Remember Pipe Stress Analysis isn’t just about determining what forces or stresses are generated, but also about calculating how much flexibility is in a run of pipe. The stress engineer has to determine whether a particular run of pipe is flexible enough and if loads on equipment and supporting steel are too high. If so, the engineer then has to determine what changes to the routing and supports might be necessary to reduce the loads. In later articles, we will go into more detail about the different types of supports, their uses, and how the design of piping for thermal expansion and corresponding forces on equipment are governed by various Codes. In the next article however, we will discuss what to look for in your own facility. Are there telltale signs of uncontrolled thermal expansion at your site?

Matrix Technologies is one of the largest independent process design, industrial automation engineering, and manufacturing operations management companies in North America.

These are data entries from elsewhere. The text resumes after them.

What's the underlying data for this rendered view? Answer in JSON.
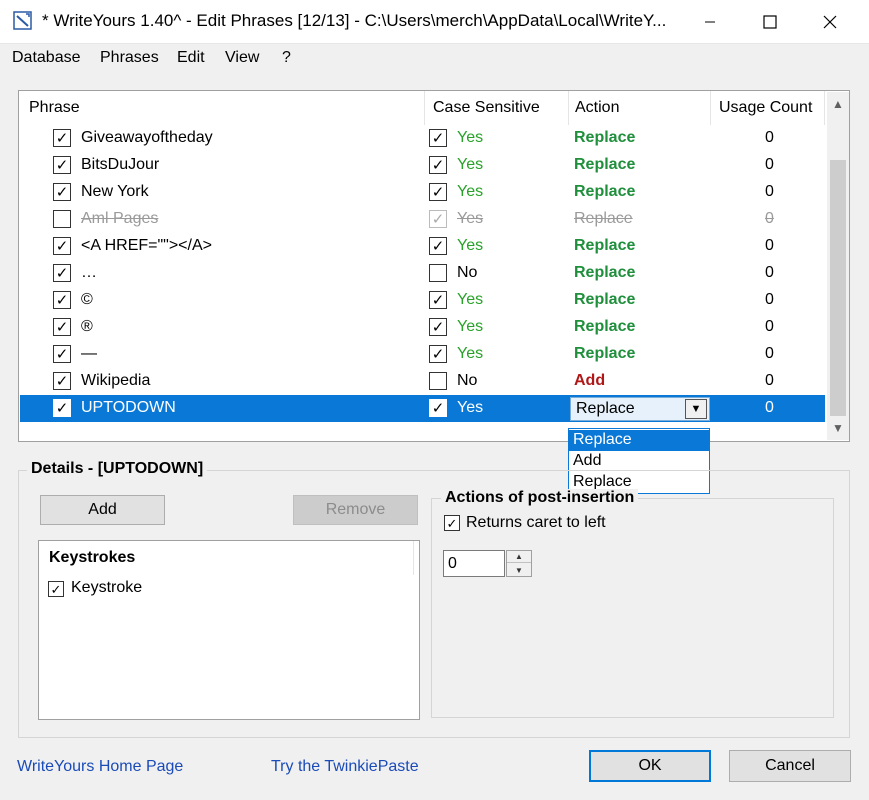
{
  "window": {
    "title": "* WriteYours 1.40^ - Edit Phrases [12/13] - C:\\Users\\merch\\AppData\\Local\\WriteY...",
    "minimize_icon": "minimize-icon",
    "maximize_icon": "maximize-icon",
    "close_icon": "close-icon"
  },
  "menu": [
    "Database",
    "Phrases",
    "Edit",
    "View",
    "?"
  ],
  "table": {
    "columns": [
      "Phrase",
      "Case Sensitive",
      "Action",
      "Usage Count"
    ],
    "rows": [
      {
        "phrase": "Giveawayoftheday",
        "enabled": true,
        "case": "Yes",
        "case_checked": true,
        "action": "Replace",
        "count": "0"
      },
      {
        "phrase": "BitsDuJour",
        "enabled": true,
        "case": "Yes",
        "case_checked": true,
        "action": "Replace",
        "count": "0"
      },
      {
        "phrase": "New York",
        "enabled": true,
        "case": "Yes",
        "case_checked": true,
        "action": "Replace",
        "count": "0"
      },
      {
        "phrase": "Aml Pages",
        "enabled": false,
        "case": "Yes",
        "case_checked": true,
        "action": "Replace",
        "count": "0"
      },
      {
        "phrase": "<A HREF=\"\"></A>",
        "enabled": true,
        "case": "Yes",
        "case_checked": true,
        "action": "Replace",
        "count": "0"
      },
      {
        "phrase": "…",
        "enabled": true,
        "case": "No",
        "case_checked": false,
        "action": "Replace",
        "count": "0"
      },
      {
        "phrase": "©",
        "enabled": true,
        "case": "Yes",
        "case_checked": true,
        "action": "Replace",
        "count": "0"
      },
      {
        "phrase": "®",
        "enabled": true,
        "case": "Yes",
        "case_checked": true,
        "action": "Replace",
        "count": "0"
      },
      {
        "phrase": "—",
        "enabled": true,
        "case": "Yes",
        "case_checked": true,
        "action": "Replace",
        "count": "0"
      },
      {
        "phrase": "Wikipedia",
        "enabled": true,
        "case": "No",
        "case_checked": false,
        "action": "Add",
        "count": "0"
      },
      {
        "phrase": "UPTODOWN",
        "enabled": true,
        "case": "Yes",
        "case_checked": true,
        "action": "Replace",
        "count": "0",
        "selected": true
      }
    ],
    "dropdown_options": [
      "Replace",
      "Add",
      "Replace"
    ],
    "dropdown_highlighted": 0
  },
  "details": {
    "title": "Details - [UPTODOWN]",
    "add_label": "Add",
    "remove_label": "Remove",
    "keystrokes_header": "Keystrokes",
    "keystroke_item": "Keystroke",
    "keystroke_checked": true
  },
  "post": {
    "title": "Actions of post-insertion",
    "returns_caret_label": "Returns caret to left",
    "returns_caret_checked": true,
    "spin_value": "0"
  },
  "footer": {
    "home_link": "WriteYours Home Page",
    "twinkie_link": "Try the TwinkiePaste",
    "ok_label": "OK",
    "cancel_label": "Cancel"
  },
  "colors": {
    "accent": "#0a78d7",
    "replace": "#1f8f3c",
    "add": "#b01818",
    "yes": "#28a228",
    "link": "#1a4bb8"
  }
}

To learn more about thermal expansion and pipe stress analysis, contact Chris Mach, Senior Consultant or Brandon Grodi, Mechanical Department Manager.

© Matrix Technologies, Inc.

Bottling Line Overall Equipment Effectiveness (OEE) Simulation

Bottling Line Overall Equipment Effectiveness (OEE) Simulation

Drew Robertson, PE walks through a spirits bottling line simulation. By using process analysis we are able to quantify OEE increases based on conveyor speeds and equipment speeds. This can help calculate a Return on Investment (ROI) assessment.